    I read your previous post/comments, and as an Aussie Ex-pat, I wouldn’t mind try to make you feel more at home and offer you booze in London. I noticed that you did not mention it in your “Book Signing Etiquette”. Any preferences that you would like me to get for you? Don’t tell me it’s Foster, because we all know we don’t drink that back at home hehe. Along with saying nice things to you and the book, buying the book and getting it signed 🙂

    • That’s very considerate! However, I probably won’t be drinking on the job, especially as booze when I’m tired makes me very sleepy.

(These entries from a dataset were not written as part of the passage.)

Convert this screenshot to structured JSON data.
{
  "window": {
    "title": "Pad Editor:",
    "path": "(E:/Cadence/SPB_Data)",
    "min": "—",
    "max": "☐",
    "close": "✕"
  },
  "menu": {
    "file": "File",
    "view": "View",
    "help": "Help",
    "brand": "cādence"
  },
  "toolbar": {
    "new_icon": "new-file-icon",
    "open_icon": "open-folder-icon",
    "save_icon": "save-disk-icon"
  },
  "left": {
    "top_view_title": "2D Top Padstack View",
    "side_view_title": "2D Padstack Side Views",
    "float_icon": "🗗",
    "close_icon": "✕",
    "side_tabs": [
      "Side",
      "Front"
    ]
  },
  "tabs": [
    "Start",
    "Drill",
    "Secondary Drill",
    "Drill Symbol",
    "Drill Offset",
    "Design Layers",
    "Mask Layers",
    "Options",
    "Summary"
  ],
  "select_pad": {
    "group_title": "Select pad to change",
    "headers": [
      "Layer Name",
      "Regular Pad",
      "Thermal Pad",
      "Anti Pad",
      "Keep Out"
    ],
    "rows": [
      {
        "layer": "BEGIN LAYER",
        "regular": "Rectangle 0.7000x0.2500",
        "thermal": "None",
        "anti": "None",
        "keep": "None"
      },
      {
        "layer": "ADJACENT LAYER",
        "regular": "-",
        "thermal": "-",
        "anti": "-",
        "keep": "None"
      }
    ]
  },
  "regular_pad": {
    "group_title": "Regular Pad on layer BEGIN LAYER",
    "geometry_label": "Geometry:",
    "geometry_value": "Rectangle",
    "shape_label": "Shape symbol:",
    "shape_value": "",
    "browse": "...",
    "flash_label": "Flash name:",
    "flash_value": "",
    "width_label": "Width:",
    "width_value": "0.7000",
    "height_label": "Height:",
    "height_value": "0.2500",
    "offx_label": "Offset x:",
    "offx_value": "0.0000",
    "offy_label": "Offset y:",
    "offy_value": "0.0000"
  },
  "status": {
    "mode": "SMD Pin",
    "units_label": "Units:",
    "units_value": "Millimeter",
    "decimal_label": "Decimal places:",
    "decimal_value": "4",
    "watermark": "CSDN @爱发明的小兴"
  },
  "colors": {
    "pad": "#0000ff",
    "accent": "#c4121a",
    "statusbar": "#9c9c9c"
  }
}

I’m sure hearing another Aussie accent will give me the same ‘feeling at home’ feeling.

      • Hehe well I can get you the booze and I’ll leave it to your discretion when you want to drink it. I can hang around and even drink them afterwards if you like. Just let me know what you want prefer, and I can get them after work and head straight to Forbidden Planet. Hopefully it would still be cold enough!

        Unfortunately I am not a true born Aussie and don’t have the accent and even the looks. But I consider myself an Aussie, so might not have the Aussie accents but same like minded for that ‘feeling at home’ feeling :).

        • That’s very sweet of you, but you really shouldn’t. It’s kind of complicated, but I’m a bit allergic to the sulphites in wine (and I don’t like beer!). I can have a little every few days, otherwise it accumulates in my body and I start to get symptoms. I’m going to be wanting to save up my wine drinking for bookseller and publisher dinners.

  12. Note to self, leave life size painting of Mischief at home. :p

    This is such a helpful blog! Thanks Trudi! I’ve never actually gone to a book signing before so this has been quite useful! In the stores where I work, we never get queues of people and the Authors who do come in (although few and far between) usually just stop to sign a few copies on the shelves before jumping on a plane.
    Really cant wait to meet you!

  13. Hi Trudi!

    Oh, those tips are really both amusing and of much value for the very first signing I’ll ever attend. =)
    Maybe I’ll bring a pack of frozen peas to cool your wrist, as suggested at the Terry Pratchet website… ok, rather not. But I sure do hope you won’t have any problems with all that signing.

    “[…]give me a two metre tall statue of Akkarin[…]”
    What the… has anyone done that already? Hm, I wonder if somebody might try it now just because you said it 😉

    I hope I’ll see you on June 10th!
    All the best,

  14. Hi Trudi,

    Thanks for the tips- maybe I’ll just bring the one book (the multiple battered but well-loved sets might just have to stay at home). Can’t wait to book my tickets and hope you have a lovely tour!

    Thank you for the lovely books,

  15. Thank you so much, Trudi. This post answered all of my questions I had. Right now I can be sure I’m not going to mess anything up.
    I hope we could have a short chat but a photo of me and you will do! 🙂
    Trudi, I also hope you will like Poland so much that in the future you will visit us again 🙂

  16. Hi Trudi,

    I really enjoyed this blog post! Thanks for all the invaluable tips (both for a writer and for a reader) and the smile you put on my face at some paragraphs 🙂